◆ YOUR ASSIGNMENT ◆
From the data below, return each line in which the string "shortcut" is found.

◆ RECORDS FOR THIS EXERCISE ◆
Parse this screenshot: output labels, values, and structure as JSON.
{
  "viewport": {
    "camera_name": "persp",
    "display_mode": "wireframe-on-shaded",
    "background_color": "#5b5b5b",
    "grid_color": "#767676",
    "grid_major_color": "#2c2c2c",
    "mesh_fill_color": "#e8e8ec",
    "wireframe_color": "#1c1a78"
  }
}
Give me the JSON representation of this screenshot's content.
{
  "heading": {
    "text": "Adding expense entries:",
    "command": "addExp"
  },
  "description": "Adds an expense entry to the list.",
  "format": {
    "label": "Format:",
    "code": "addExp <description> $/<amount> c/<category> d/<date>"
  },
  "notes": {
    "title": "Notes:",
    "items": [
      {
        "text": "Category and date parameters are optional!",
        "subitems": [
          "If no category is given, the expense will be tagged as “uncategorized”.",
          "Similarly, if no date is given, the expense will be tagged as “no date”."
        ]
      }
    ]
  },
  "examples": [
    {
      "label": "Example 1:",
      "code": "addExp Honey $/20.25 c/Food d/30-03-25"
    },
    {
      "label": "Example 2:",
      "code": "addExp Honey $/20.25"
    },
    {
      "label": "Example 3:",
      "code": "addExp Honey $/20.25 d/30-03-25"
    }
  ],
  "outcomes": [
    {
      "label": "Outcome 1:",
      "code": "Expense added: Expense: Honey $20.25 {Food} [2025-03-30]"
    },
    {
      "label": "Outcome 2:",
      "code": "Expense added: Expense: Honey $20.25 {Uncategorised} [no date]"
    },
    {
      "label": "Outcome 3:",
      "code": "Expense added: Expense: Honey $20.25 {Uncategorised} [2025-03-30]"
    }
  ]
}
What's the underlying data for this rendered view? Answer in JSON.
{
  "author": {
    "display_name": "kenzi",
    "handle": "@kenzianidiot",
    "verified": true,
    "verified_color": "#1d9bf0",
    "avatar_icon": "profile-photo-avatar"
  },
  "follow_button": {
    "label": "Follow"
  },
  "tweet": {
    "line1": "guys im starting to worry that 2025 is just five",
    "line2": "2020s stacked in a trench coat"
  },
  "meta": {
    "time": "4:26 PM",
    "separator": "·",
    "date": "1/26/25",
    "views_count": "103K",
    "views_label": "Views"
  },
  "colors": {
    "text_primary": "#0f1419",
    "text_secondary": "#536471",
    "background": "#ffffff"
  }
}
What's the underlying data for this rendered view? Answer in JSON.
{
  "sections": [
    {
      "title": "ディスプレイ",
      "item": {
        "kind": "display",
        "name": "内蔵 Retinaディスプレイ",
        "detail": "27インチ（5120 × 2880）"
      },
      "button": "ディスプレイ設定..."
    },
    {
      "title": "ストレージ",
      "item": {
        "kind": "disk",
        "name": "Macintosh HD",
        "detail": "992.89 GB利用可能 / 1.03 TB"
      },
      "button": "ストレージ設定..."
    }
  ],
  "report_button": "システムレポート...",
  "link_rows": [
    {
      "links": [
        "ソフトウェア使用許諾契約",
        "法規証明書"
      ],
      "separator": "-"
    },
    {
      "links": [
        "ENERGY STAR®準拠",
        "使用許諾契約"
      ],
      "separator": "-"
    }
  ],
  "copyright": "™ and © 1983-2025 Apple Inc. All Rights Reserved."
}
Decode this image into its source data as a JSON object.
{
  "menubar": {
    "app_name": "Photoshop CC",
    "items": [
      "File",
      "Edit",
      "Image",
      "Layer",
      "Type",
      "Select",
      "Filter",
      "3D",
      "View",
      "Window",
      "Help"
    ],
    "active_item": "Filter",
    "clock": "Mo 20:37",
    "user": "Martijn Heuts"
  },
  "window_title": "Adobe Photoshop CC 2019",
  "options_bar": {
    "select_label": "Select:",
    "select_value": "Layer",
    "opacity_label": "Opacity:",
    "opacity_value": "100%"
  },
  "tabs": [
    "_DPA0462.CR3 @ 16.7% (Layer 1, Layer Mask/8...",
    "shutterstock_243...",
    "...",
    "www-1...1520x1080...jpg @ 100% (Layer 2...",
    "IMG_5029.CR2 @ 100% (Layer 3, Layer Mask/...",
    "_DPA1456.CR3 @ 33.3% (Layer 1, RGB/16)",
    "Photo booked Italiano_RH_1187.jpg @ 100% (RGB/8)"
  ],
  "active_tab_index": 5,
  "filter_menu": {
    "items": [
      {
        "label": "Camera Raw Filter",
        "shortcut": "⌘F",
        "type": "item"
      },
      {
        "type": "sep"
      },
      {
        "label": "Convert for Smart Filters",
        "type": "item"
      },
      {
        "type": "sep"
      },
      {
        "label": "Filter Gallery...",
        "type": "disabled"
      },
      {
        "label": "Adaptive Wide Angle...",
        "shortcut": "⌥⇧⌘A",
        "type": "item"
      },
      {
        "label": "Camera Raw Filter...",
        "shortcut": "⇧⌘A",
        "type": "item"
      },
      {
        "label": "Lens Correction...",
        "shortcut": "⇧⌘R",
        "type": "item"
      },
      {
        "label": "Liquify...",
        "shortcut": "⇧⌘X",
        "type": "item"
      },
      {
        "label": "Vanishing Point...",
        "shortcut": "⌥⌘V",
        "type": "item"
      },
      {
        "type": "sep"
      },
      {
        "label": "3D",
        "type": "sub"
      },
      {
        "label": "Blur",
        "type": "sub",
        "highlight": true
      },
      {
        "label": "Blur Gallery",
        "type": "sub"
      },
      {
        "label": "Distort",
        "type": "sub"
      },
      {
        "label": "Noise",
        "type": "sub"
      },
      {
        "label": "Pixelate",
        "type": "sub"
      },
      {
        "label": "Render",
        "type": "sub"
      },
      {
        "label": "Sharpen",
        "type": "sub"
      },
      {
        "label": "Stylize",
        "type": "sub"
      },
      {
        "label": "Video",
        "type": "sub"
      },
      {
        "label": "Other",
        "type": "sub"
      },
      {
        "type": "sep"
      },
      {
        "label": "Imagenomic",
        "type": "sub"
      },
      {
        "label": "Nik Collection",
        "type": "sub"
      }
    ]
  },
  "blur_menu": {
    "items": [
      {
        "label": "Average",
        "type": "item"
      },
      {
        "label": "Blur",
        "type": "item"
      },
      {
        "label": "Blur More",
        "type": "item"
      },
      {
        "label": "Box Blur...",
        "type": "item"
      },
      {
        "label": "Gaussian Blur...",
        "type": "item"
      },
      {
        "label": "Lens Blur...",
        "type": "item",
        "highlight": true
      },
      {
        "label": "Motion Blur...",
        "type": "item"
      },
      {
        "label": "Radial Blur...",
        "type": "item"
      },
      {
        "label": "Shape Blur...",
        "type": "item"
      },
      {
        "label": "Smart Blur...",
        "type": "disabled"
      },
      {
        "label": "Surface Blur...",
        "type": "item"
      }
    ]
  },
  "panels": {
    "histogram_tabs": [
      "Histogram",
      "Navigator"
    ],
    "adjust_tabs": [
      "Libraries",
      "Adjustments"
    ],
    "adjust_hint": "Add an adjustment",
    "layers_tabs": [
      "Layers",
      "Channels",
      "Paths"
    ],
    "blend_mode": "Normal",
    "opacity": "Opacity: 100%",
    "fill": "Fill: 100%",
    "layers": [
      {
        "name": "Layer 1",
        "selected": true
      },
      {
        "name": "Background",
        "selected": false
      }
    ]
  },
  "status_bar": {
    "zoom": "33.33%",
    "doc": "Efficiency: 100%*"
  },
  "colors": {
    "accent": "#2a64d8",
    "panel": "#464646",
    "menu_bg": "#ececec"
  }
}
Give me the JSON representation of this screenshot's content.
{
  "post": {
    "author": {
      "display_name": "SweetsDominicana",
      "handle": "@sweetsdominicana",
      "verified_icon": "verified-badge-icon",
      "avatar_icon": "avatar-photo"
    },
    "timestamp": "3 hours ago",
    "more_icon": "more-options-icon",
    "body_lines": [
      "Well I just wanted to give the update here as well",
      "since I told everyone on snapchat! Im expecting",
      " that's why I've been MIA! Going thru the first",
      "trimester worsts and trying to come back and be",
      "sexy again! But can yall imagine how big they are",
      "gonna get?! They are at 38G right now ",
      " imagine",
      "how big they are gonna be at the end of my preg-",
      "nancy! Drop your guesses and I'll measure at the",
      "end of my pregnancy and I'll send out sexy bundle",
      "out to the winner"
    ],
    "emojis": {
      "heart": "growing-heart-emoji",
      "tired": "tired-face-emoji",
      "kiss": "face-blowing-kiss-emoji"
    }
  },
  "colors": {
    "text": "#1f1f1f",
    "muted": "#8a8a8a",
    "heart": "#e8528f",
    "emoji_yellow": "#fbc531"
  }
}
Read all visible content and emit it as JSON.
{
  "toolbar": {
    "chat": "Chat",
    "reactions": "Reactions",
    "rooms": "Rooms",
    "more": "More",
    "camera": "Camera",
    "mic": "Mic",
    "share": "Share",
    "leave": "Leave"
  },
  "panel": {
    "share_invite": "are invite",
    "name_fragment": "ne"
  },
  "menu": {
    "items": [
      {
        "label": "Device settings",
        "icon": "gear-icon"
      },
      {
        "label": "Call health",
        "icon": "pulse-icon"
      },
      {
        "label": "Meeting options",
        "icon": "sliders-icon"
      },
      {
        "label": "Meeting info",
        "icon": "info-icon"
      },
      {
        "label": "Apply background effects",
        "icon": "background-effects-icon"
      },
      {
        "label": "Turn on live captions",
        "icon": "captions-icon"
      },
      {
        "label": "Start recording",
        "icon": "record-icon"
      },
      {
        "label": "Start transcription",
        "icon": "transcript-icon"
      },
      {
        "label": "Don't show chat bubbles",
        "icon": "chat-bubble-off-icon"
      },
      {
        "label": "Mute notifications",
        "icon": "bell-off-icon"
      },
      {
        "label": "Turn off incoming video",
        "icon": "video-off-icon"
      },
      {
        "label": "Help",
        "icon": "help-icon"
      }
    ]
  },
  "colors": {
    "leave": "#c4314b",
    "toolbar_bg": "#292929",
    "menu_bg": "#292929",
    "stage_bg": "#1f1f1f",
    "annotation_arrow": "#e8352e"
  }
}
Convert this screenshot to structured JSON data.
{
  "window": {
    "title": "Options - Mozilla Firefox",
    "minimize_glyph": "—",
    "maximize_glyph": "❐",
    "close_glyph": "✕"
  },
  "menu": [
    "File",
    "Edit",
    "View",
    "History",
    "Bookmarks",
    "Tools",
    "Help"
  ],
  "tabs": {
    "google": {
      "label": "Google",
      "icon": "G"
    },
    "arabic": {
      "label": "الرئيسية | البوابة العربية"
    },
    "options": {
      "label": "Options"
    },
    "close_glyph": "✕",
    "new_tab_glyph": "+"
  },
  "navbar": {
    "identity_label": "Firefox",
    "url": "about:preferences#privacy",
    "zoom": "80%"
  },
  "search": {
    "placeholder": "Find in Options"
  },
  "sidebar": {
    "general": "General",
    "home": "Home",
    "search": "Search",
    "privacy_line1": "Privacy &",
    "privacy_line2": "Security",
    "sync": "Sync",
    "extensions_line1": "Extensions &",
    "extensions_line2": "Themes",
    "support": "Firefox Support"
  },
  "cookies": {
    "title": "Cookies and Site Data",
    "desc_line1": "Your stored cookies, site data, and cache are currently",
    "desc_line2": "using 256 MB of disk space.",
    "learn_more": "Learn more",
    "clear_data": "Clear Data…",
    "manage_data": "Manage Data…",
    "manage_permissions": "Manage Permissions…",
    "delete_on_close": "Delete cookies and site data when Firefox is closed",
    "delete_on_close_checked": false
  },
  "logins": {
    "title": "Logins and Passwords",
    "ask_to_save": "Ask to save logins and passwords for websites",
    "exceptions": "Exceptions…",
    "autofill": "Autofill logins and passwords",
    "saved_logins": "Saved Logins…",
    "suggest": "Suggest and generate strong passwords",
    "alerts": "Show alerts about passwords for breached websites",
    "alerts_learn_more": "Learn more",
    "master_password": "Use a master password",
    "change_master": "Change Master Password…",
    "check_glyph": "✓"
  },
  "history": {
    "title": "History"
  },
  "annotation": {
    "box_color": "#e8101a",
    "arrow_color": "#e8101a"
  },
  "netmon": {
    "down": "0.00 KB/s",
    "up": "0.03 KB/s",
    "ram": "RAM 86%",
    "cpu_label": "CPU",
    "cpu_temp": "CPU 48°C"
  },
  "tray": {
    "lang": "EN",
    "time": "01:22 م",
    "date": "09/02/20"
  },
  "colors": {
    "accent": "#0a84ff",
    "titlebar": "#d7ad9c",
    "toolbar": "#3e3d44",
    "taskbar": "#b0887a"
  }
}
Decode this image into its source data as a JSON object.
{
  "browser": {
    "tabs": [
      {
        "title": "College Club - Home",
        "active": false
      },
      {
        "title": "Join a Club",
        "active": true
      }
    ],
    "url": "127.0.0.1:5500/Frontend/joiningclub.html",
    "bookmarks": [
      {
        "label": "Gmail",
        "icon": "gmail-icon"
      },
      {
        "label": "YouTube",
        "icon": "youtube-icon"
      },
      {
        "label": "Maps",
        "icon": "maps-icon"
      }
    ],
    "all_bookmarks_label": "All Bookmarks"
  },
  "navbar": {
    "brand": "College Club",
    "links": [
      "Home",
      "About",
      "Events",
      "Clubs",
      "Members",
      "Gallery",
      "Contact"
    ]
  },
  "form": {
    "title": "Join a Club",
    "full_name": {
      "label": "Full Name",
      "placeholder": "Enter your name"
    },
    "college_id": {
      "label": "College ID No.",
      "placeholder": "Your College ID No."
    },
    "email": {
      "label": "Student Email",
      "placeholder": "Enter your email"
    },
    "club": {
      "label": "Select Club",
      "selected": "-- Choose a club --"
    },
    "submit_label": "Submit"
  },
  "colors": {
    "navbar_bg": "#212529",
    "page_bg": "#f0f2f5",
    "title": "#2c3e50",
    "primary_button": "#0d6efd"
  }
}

◆ TASK SOLUTION ◆
        "shortcut": "⌘F",
        "shortcut": "⌥⇧⌘A",
        "shortcut": "⇧⌘A",
        "shortcut": "⇧⌘R",
        "shortcut": "⇧⌘X",
        "shortcut": "⌥⌘V",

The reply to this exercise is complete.